> [YOUR ASSIGNMENT]: Repeat the data as given. Images do not go in the copy.

> [DATA IN THIS EXERCISE]:
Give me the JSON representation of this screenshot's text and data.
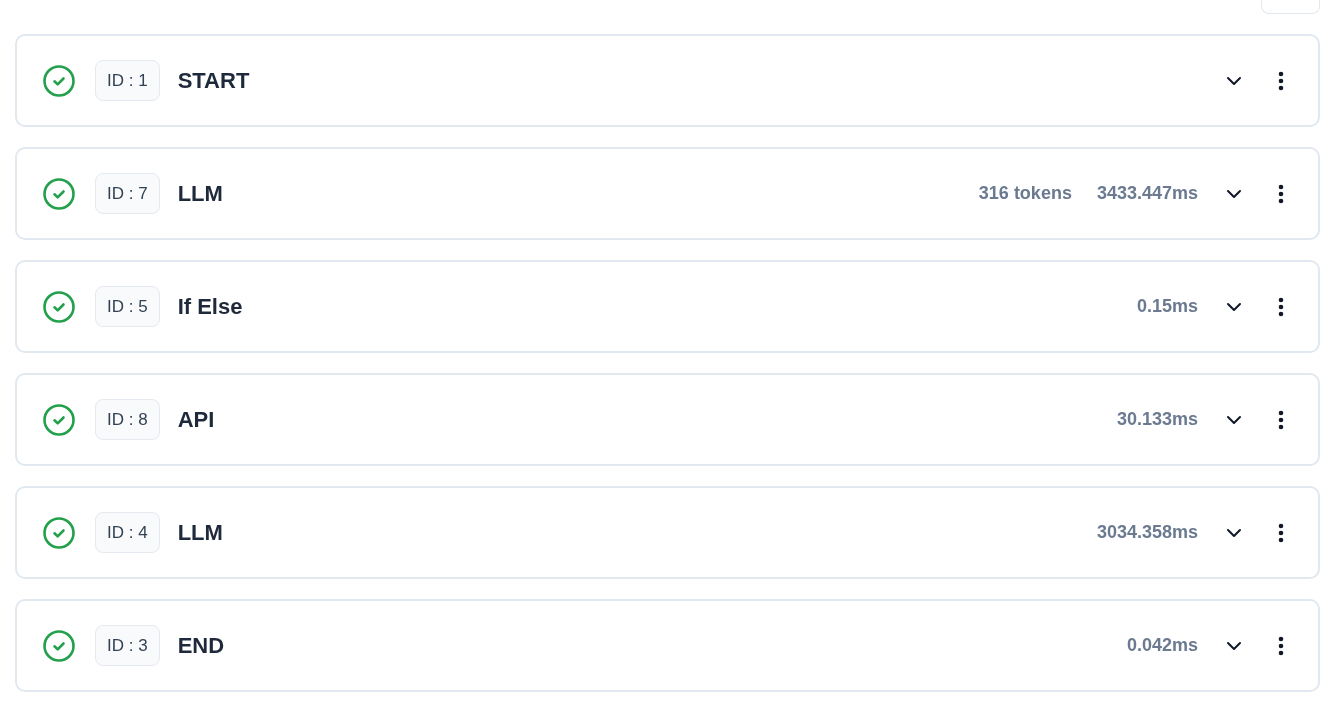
{
  "nodes": [
    {
      "succeeded": true,
      "id": "ID : 1",
      "title": "START",
      "expanded": false
    },
    {
      "succeeded": true,
      "id": "ID : 7",
      "title": "LLM",
      "metrics": [
        "316 tokens",
        "3433.447ms"
      ],
      "expanded": false
    },
    {
      "succeeded": true,
      "id": "ID : 5",
      "title": "If Else",
      "metrics": [
        "0.15ms"
      ],
      "expanded": false
    },
    {
      "succeeded": true,
      "id": "ID : 8",
      "title": "API",
      "metrics": [
        "30.133ms"
      ],
      "expanded": false
    },
    {
      "succeeded": true,
      "id": "ID : 4",
      "title": "LLM",
      "metrics": [
        "3034.358ms"
      ],
      "expanded": false
    },
    {
      "succeeded": true,
      "id": "ID : 3",
      "title": "END",
      "metrics": [
        "0.042ms"
      ],
      "expanded": false
    }
  ]
}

> [REPLY]:
Give me the JSON representation of this screenshot's text and data.
{
  "nodes": [
    {
      "succeeded": true,
      "id": "ID : 1",
      "title": "START",
      "expanded": false
    },
    {
      "succeeded": true,
      "id": "ID : 7",
      "title": "LLM",
      "metrics": [
        "316 tokens",
        "3433.447ms"
      ],
      "expanded": false
    },
    {
      "succeeded": true,
      "id": "ID : 5",
      "title": "If Else",
      "metrics": [
        "0.15ms"
      ],
      "expanded": false
    },
    {
      "succeeded": true,
      "id": "ID : 8",
      "title": "API",
      "metrics": [
        "30.133ms"
      ],
      "expanded": false
    },
    {
      "succeeded": true,
      "id": "ID : 4",
      "title": "LLM",
      "metrics": [
        "3034.358ms"
      ],
      "expanded": false
    },
    {
      "succeeded": true,
      "id": "ID : 3",
      "title": "END",
      "metrics": [
        "0.042ms"
      ],
      "expanded": false
    }
  ]
}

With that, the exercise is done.